◆ **DATA SECTION**
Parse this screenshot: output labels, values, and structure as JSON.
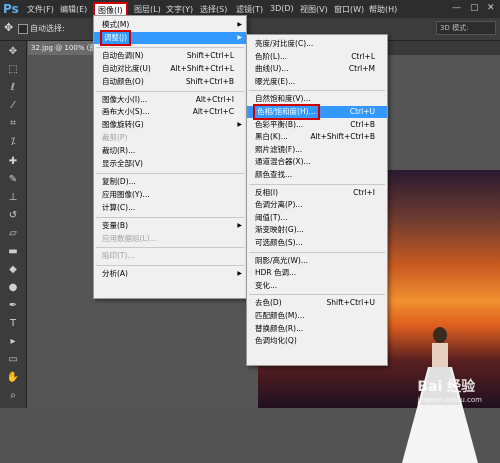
{
  "menubar": {
    "logo": "Ps",
    "items": [
      "文件(F)",
      "编辑(E)",
      "图像(I)",
      "图层(L)",
      "文字(Y)",
      "选择(S)",
      "滤镜(T)",
      "3D(D)",
      "视图(V)",
      "窗口(W)",
      "帮助(H)"
    ],
    "active": "图像(I)"
  },
  "optbar": {
    "auto_select": "自动选择:",
    "mode3d": "3D 模式:"
  },
  "doc_tab": "32.jpg @ 100% (图层",
  "image_menu": {
    "items": [
      {
        "label": "模式(M)",
        "sc": "",
        "sub": true,
        "disabled": false
      },
      {
        "label": "调整(J)",
        "sc": "",
        "sub": true,
        "disabled": false,
        "hl": true
      },
      {
        "label": "自动色调(N)",
        "sc": "Shift+Ctrl+L"
      },
      {
        "label": "自动对比度(U)",
        "sc": "Alt+Shift+Ctrl+L"
      },
      {
        "label": "自动颜色(O)",
        "sc": "Shift+Ctrl+B"
      },
      {
        "label": "图像大小(I)...",
        "sc": "Alt+Ctrl+I"
      },
      {
        "label": "画布大小(S)...",
        "sc": "Alt+Ctrl+C"
      },
      {
        "label": "图像旋转(G)",
        "sc": "",
        "sub": true
      },
      {
        "label": "裁剪(P)",
        "sc": "",
        "disabled": true
      },
      {
        "label": "裁切(R)...",
        "sc": ""
      },
      {
        "label": "显示全部(V)",
        "sc": ""
      },
      {
        "label": "复制(D)...",
        "sc": ""
      },
      {
        "label": "应用图像(Y)...",
        "sc": ""
      },
      {
        "label": "计算(C)...",
        "sc": ""
      },
      {
        "label": "变量(B)",
        "sc": "",
        "sub": true
      },
      {
        "label": "应用数据组(L)...",
        "sc": "",
        "disabled": true
      },
      {
        "label": "陷印(T)...",
        "sc": "",
        "disabled": true
      },
      {
        "label": "分析(A)",
        "sc": "",
        "sub": true
      }
    ]
  },
  "adjust_menu": {
    "items": [
      {
        "label": "亮度/对比度(C)...",
        "sc": ""
      },
      {
        "label": "色阶(L)...",
        "sc": "Ctrl+L"
      },
      {
        "label": "曲线(U)...",
        "sc": "Ctrl+M"
      },
      {
        "label": "曝光度(E)...",
        "sc": ""
      },
      {
        "label": "自然饱和度(V)...",
        "sc": ""
      },
      {
        "label": "色相/饱和度(H)...",
        "sc": "Ctrl+U",
        "hl": true
      },
      {
        "label": "色彩平衡(B)...",
        "sc": "Ctrl+B"
      },
      {
        "label": "黑白(K)...",
        "sc": "Alt+Shift+Ctrl+B"
      },
      {
        "label": "照片滤镜(F)...",
        "sc": ""
      },
      {
        "label": "通道混合器(X)...",
        "sc": ""
      },
      {
        "label": "颜色查找...",
        "sc": ""
      },
      {
        "label": "反相(I)",
        "sc": "Ctrl+I"
      },
      {
        "label": "色调分离(P)...",
        "sc": ""
      },
      {
        "label": "阈值(T)...",
        "sc": ""
      },
      {
        "label": "渐变映射(G)...",
        "sc": ""
      },
      {
        "label": "可选颜色(S)...",
        "sc": ""
      },
      {
        "label": "阴影/高光(W)...",
        "sc": ""
      },
      {
        "label": "HDR 色调...",
        "sc": ""
      },
      {
        "label": "变化...",
        "sc": ""
      },
      {
        "label": "去色(D)",
        "sc": "Shift+Ctrl+U"
      },
      {
        "label": "匹配颜色(M)...",
        "sc": ""
      },
      {
        "label": "替换颜色(R)...",
        "sc": ""
      },
      {
        "label": "色调均化(Q)",
        "sc": ""
      }
    ]
  },
  "watermark": {
    "brand": "Bai 经验",
    "url": "jingyan.baidu.com"
  }
}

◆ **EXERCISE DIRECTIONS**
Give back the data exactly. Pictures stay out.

◆ **EXPECTED OUTPUT**
Parse this screenshot: output labels, values, and structure as JSON.
{
  "menubar": {
    "logo": "Ps",
    "items": [
      "文件(F)",
      "编辑(E)",
      "图像(I)",
      "图层(L)",
      "文字(Y)",
      "选择(S)",
      "滤镜(T)",
      "3D(D)",
      "视图(V)",
      "窗口(W)",
      "帮助(H)"
    ],
    "active": "图像(I)"
  },
  "optbar": {
    "auto_select": "自动选择:",
    "mode3d": "3D 模式:"
  },
  "doc_tab": "32.jpg @ 100% (图层",
  "image_menu": {
    "items": [
      {
        "label": "模式(M)",
        "sc": "",
        "sub": true,
        "disabled": false
      },
      {
        "label": "调整(J)",
        "sc": "",
        "sub": true,
        "disabled": false,
        "hl": true
      },
      {
        "label": "自动色调(N)",
        "sc": "Shift+Ctrl+L"
      },
      {
        "label": "自动对比度(U)",
        "sc": "Alt+Shift+Ctrl+L"
      },
      {
        "label": "自动颜色(O)",
        "sc": "Shift+Ctrl+B"
      },
      {
        "label": "图像大小(I)...",
        "sc": "Alt+Ctrl+I"
      },
      {
        "label": "画布大小(S)...",
        "sc": "Alt+Ctrl+C"
      },
      {
        "label": "图像旋转(G)",
        "sc": "",
        "sub": true
      },
      {
        "label": "裁剪(P)",
        "sc": "",
        "disabled": true
      },
      {
        "label": "裁切(R)...",
        "sc": ""
      },
      {
        "label": "显示全部(V)",
        "sc": ""
      },
      {
        "label": "复制(D)...",
        "sc": ""
      },
      {
        "label": "应用图像(Y)...",
        "sc": ""
      },
      {
        "label": "计算(C)...",
        "sc": ""
      },
      {
        "label": "变量(B)",
        "sc": "",
        "sub": true
      },
      {
        "label": "应用数据组(L)...",
        "sc": "",
        "disabled": true
      },
      {
        "label": "陷印(T)...",
        "sc": "",
        "disabled": true
      },
      {
        "label": "分析(A)",
        "sc": "",
        "sub": true
      }
    ]
  },
  "adjust_menu": {
    "items": [
      {
        "label": "亮度/对比度(C)...",
        "sc": ""
      },
      {
        "label": "色阶(L)...",
        "sc": "Ctrl+L"
      },
      {
        "label": "曲线(U)...",
        "sc": "Ctrl+M"
      },
      {
        "label": "曝光度(E)...",
        "sc": ""
      },
      {
        "label": "自然饱和度(V)...",
        "sc": ""
      },
      {
        "label": "色相/饱和度(H)...",
        "sc": "Ctrl+U",
        "hl": true
      },
      {
        "label": "色彩平衡(B)...",
        "sc": "Ctrl+B"
      },
      {
        "label": "黑白(K)...",
        "sc": "Alt+Shift+Ctrl+B"
      },
      {
        "label": "照片滤镜(F)...",
        "sc": ""
      },
      {
        "label": "通道混合器(X)...",
        "sc": ""
      },
      {
        "label": "颜色查找...",
        "sc": ""
      },
      {
        "label": "反相(I)",
        "sc": "Ctrl+I"
      },
      {
        "label": "色调分离(P)...",
        "sc": ""
      },
      {
        "label": "阈值(T)...",
        "sc": ""
      },
      {
        "label": "渐变映射(G)...",
        "sc": ""
      },
      {
        "label": "可选颜色(S)...",
        "sc": ""
      },
      {
        "label": "阴影/高光(W)...",
        "sc": ""
      },
      {
        "label": "HDR 色调...",
        "sc": ""
      },
      {
        "label": "变化...",
        "sc": ""
      },
      {
        "label": "去色(D)",
        "sc": "Shift+Ctrl+U"
      },
      {
        "label": "匹配颜色(M)...",
        "sc": ""
      },
      {
        "label": "替换颜色(R)...",
        "sc": ""
      },
      {
        "label": "色调均化(Q)",
        "sc": ""
      }
    ]
  },
  "watermark": {
    "brand": "Bai 经验",
    "url": "jingyan.baidu.com"
  }
}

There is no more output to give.